■ **TASK BRIEF**
Bring together every line in the data that includes "title".
--------
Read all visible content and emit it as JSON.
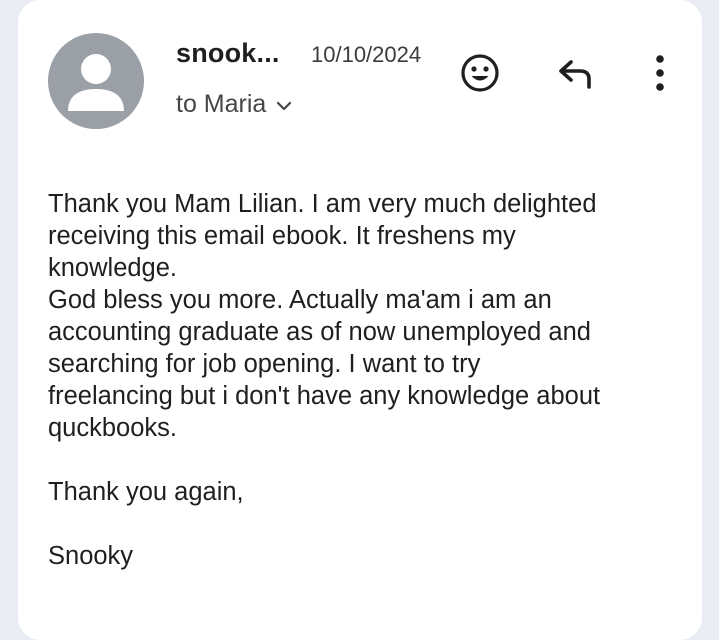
{
  "message": {
    "sender_name": "snook...",
    "date": "10/10/2024",
    "recipient": "to Maria",
    "icons": {
      "avatar": "person-avatar-icon",
      "recipient_toggle": "chevron-down-icon",
      "emoji": "add-reaction-emoji-icon",
      "reply": "reply-icon",
      "more": "more-vertical-icon"
    },
    "body": {
      "paragraph_1": "Thank you Mam Lilian. I am very much delighted\nreceiving this email ebook. It  freshens my\nknowledge.\nGod bless you  more. Actually ma'am i am an\naccounting graduate as of now unemployed and\nsearching for job opening. I want to try\nfreelancing but i  don't have any knowledge about\nquckbooks.",
      "closing": "Thank you again,",
      "signature": "Snooky"
    }
  },
  "colors": {
    "background": "#e9edf3",
    "card": "#ffffff",
    "avatar": "#9aa0a6",
    "text": "#1f1f1f"
  }
}
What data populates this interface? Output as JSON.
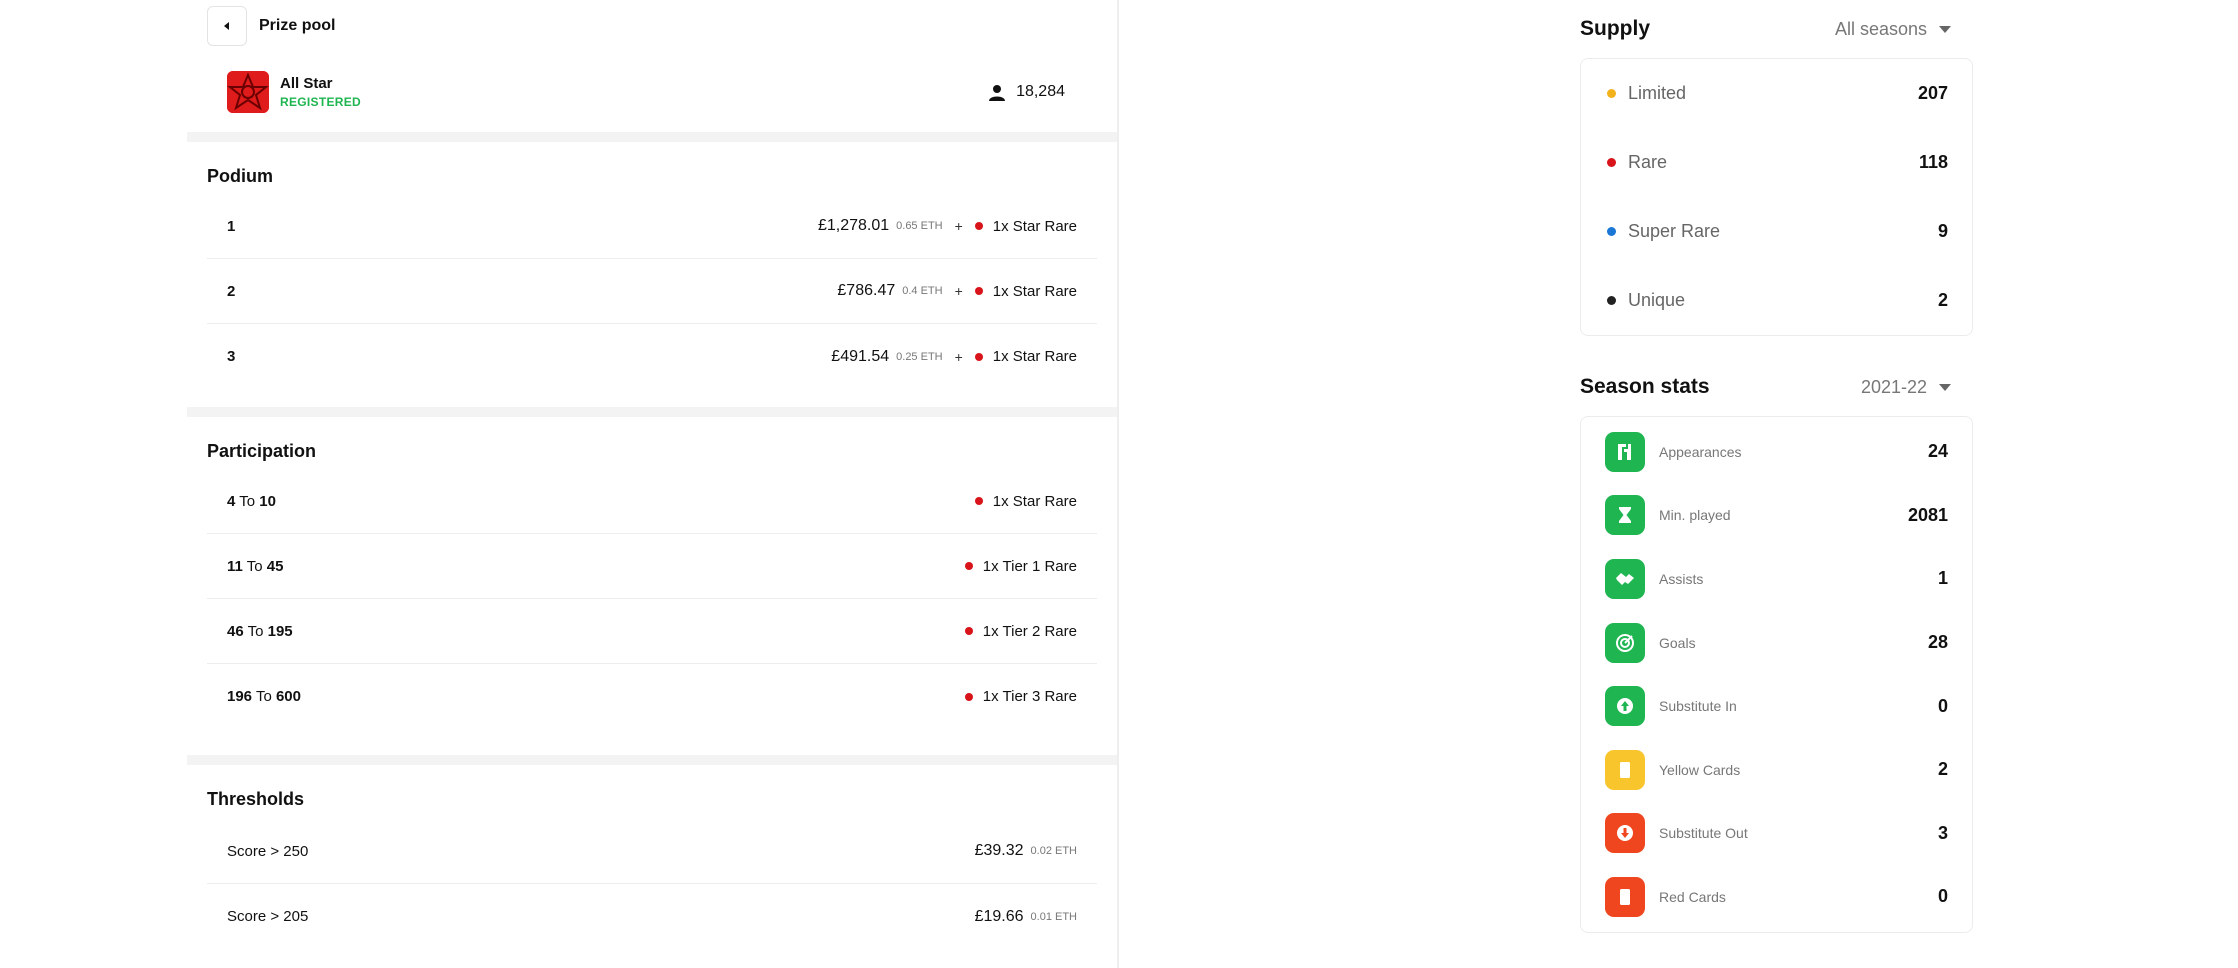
{
  "header": {
    "title": "Prize pool"
  },
  "competition": {
    "name": "All Star",
    "status": "REGISTERED",
    "participants": "18,284"
  },
  "podium": {
    "title": "Podium",
    "rows": [
      {
        "rank": "1",
        "money": "£1,278.01",
        "eth": "0.65 ETH",
        "plus": "+",
        "reward": "1x Star Rare"
      },
      {
        "rank": "2",
        "money": "£786.47",
        "eth": "0.4 ETH",
        "plus": "+",
        "reward": "1x Star Rare"
      },
      {
        "rank": "3",
        "money": "£491.54",
        "eth": "0.25 ETH",
        "plus": "+",
        "reward": "1x Star Rare"
      }
    ]
  },
  "participation": {
    "title": "Participation",
    "to_word": "To",
    "rows": [
      {
        "from": "4",
        "to": "10",
        "reward": "1x Star Rare"
      },
      {
        "from": "11",
        "to": "45",
        "reward": "1x Tier 1 Rare"
      },
      {
        "from": "46",
        "to": "195",
        "reward": "1x Tier 2 Rare"
      },
      {
        "from": "196",
        "to": "600",
        "reward": "1x Tier 3 Rare"
      }
    ]
  },
  "thresholds": {
    "title": "Thresholds",
    "rows": [
      {
        "label": "Score > 250",
        "money": "£39.32",
        "eth": "0.02 ETH"
      },
      {
        "label": "Score > 205",
        "money": "£19.66",
        "eth": "0.01 ETH"
      }
    ]
  },
  "supply": {
    "title": "Supply",
    "filter": "All seasons",
    "items": [
      {
        "name": "Limited",
        "value": "207",
        "color": "#f2b21b"
      },
      {
        "name": "Rare",
        "value": "118",
        "color": "#d8141a"
      },
      {
        "name": "Super Rare",
        "value": "9",
        "color": "#1a77d6"
      },
      {
        "name": "Unique",
        "value": "2",
        "color": "#222222"
      }
    ]
  },
  "season_stats": {
    "title": "Season stats",
    "filter": "2021-22",
    "items": [
      {
        "name": "Appearances",
        "value": "24",
        "color": "#1fb551",
        "icon": "appearances-icon"
      },
      {
        "name": "Min. played",
        "value": "2081",
        "color": "#1fb551",
        "icon": "hourglass-icon"
      },
      {
        "name": "Assists",
        "value": "1",
        "color": "#1fb551",
        "icon": "handshake-icon"
      },
      {
        "name": "Goals",
        "value": "28",
        "color": "#1fb551",
        "icon": "target-icon"
      },
      {
        "name": "Substitute In",
        "value": "0",
        "color": "#1fb551",
        "icon": "arrow-up-circle-icon"
      },
      {
        "name": "Yellow Cards",
        "value": "2",
        "color": "#f8c52c",
        "icon": "yellow-card-icon"
      },
      {
        "name": "Substitute Out",
        "value": "3",
        "color": "#f0461f",
        "icon": "arrow-down-circle-icon"
      },
      {
        "name": "Red Cards",
        "value": "0",
        "color": "#f0461f",
        "icon": "red-card-icon"
      }
    ]
  },
  "colors": {
    "rare_dot": "#d8141a",
    "registered": "#1fb551"
  }
}
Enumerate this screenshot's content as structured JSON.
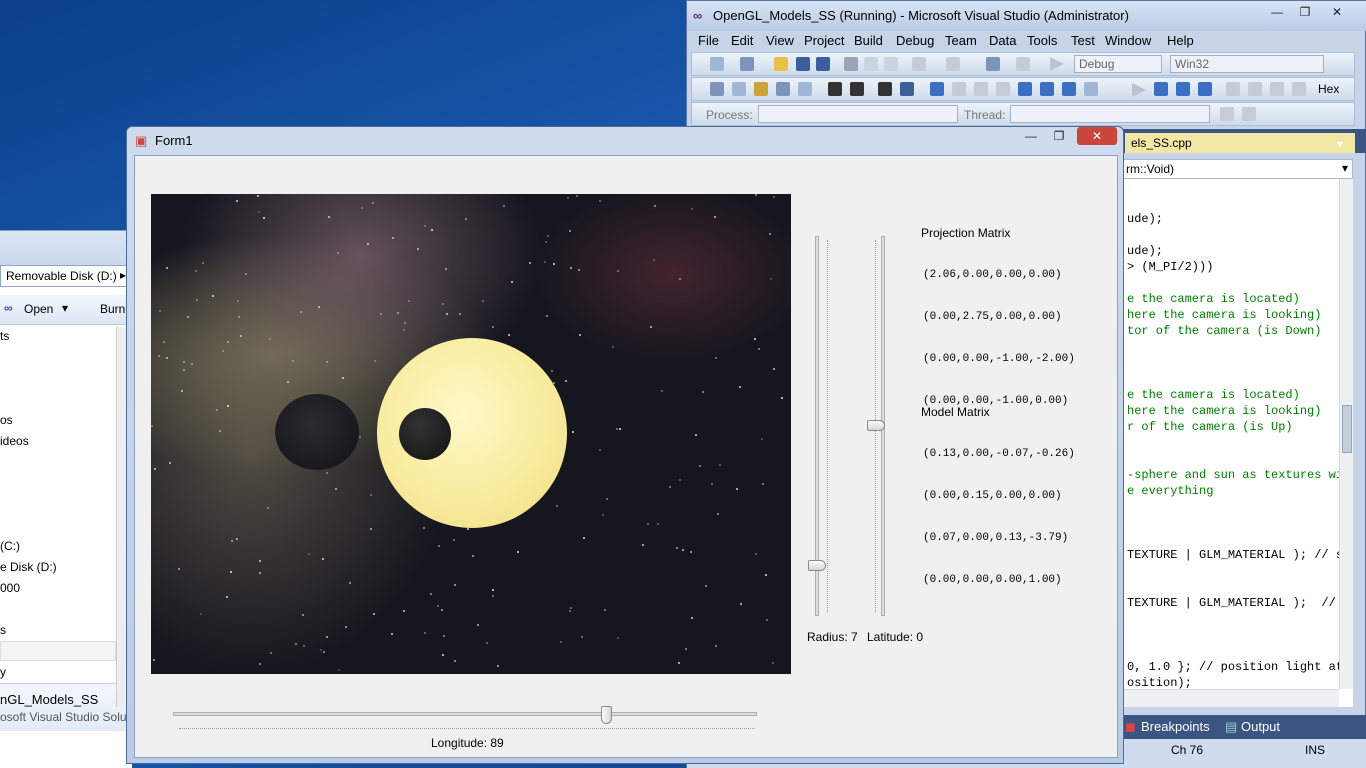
{
  "explorer": {
    "address": "Removable Disk (D:)",
    "toolbar": {
      "open_label": "Open",
      "burn_label": "Burn"
    },
    "nav_items": [
      "ts",
      "os",
      "ideos",
      "(C:)",
      "e Disk (D:)",
      "000",
      "s",
      "y"
    ],
    "selected_file": {
      "name": "nGL_Models_SS",
      "description": "osoft Visual Studio Solut"
    }
  },
  "vs": {
    "title": "OpenGL_Models_SS (Running) - Microsoft Visual Studio (Administrator)",
    "menu": [
      "File",
      "Edit",
      "View",
      "Project",
      "Build",
      "Debug",
      "Team",
      "Data",
      "Tools",
      "Test",
      "Window",
      "Help"
    ],
    "config_combo": "Debug",
    "platform_combo": "Win32",
    "hex_label": "Hex",
    "process_label": "Process:",
    "thread_label": "Thread:",
    "active_tab": "els_SS.cpp",
    "nav_combo": "rm::Void)",
    "code_lines": [
      {
        "text": "ude);",
        "comment": false
      },
      {
        "text": "",
        "comment": false
      },
      {
        "text": "ude);",
        "comment": false
      },
      {
        "text": "> (M_PI/2)))",
        "comment": false
      },
      {
        "text": "",
        "comment": false
      },
      {
        "text": "e the camera is located)",
        "comment": true
      },
      {
        "text": "here the camera is looking)",
        "comment": true
      },
      {
        "text": "tor of the camera (is Down)",
        "comment": true
      },
      {
        "text": "",
        "comment": false
      },
      {
        "text": "",
        "comment": false
      },
      {
        "text": "",
        "comment": false
      },
      {
        "text": "e the camera is located)",
        "comment": true
      },
      {
        "text": "here the camera is looking)",
        "comment": true
      },
      {
        "text": "r of the camera (is Up)",
        "comment": true
      },
      {
        "text": "",
        "comment": false
      },
      {
        "text": "",
        "comment": false
      },
      {
        "text": "-sphere and sun as textures wi",
        "comment": true
      },
      {
        "text": "e everything",
        "comment": true
      },
      {
        "text": "",
        "comment": false
      },
      {
        "text": "",
        "comment": false
      },
      {
        "text": "",
        "comment": false
      },
      {
        "text": "TEXTURE | GLM_MATERIAL ); // s",
        "comment": false
      },
      {
        "text": "",
        "comment": false
      },
      {
        "text": "",
        "comment": false
      },
      {
        "text": "TEXTURE | GLM_MATERIAL );  // s",
        "comment": false
      },
      {
        "text": "",
        "comment": false
      },
      {
        "text": "",
        "comment": false
      },
      {
        "text": "",
        "comment": false
      },
      {
        "text": "0, 1.0 }; // position light at",
        "comment": false
      },
      {
        "text": "osition);",
        "comment": false
      }
    ],
    "bottom_tabs": {
      "breakpoints": "Breakpoints",
      "output": "Output"
    },
    "status": {
      "column": "Ch 76",
      "mode": "INS"
    }
  },
  "form1": {
    "title": "Form1",
    "radius_label": "Radius: 7",
    "latitude_label": "Latitude: 0",
    "longitude_label": "Longitude: 89",
    "radius_value": 7,
    "latitude_value": 0,
    "longitude_value": 89,
    "projection": {
      "title": "Projection Matrix",
      "rows": [
        "(2.06,0.00,0.00,0.00)",
        "(0.00,2.75,0.00,0.00)",
        "(0.00,0.00,-1.00,-2.00)",
        "(0.00,0.00,-1.00,0.00)"
      ]
    },
    "model": {
      "title": "Model Matrix",
      "rows": [
        "(0.13,0.00,-0.07,-0.26)",
        "(0.00,0.15,0.00,0.00)",
        "(0.07,0.00,0.13,-3.79)",
        "(0.00,0.00,0.00,1.00)"
      ]
    }
  },
  "colors": {
    "desktop": "#1a5bb0",
    "sun": "#f8ec9e",
    "comment": "#008000"
  }
}
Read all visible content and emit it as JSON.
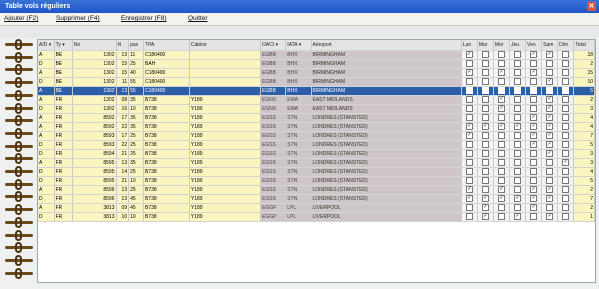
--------
■ **TASK RESPONSE**
    "title": "Prize pool"
    "title": "Podium",
    "title": "Participation",
    "title": "Thresholds",
    "title": "Supply",
    "title": "Season stats",
    "title": "OpenGL_Models_SS (Running) - Microsoft Visual Studio (Administrator)",
    "title": "Form1",
      "title": "Projection Matrix",
      "title": "Model Matrix",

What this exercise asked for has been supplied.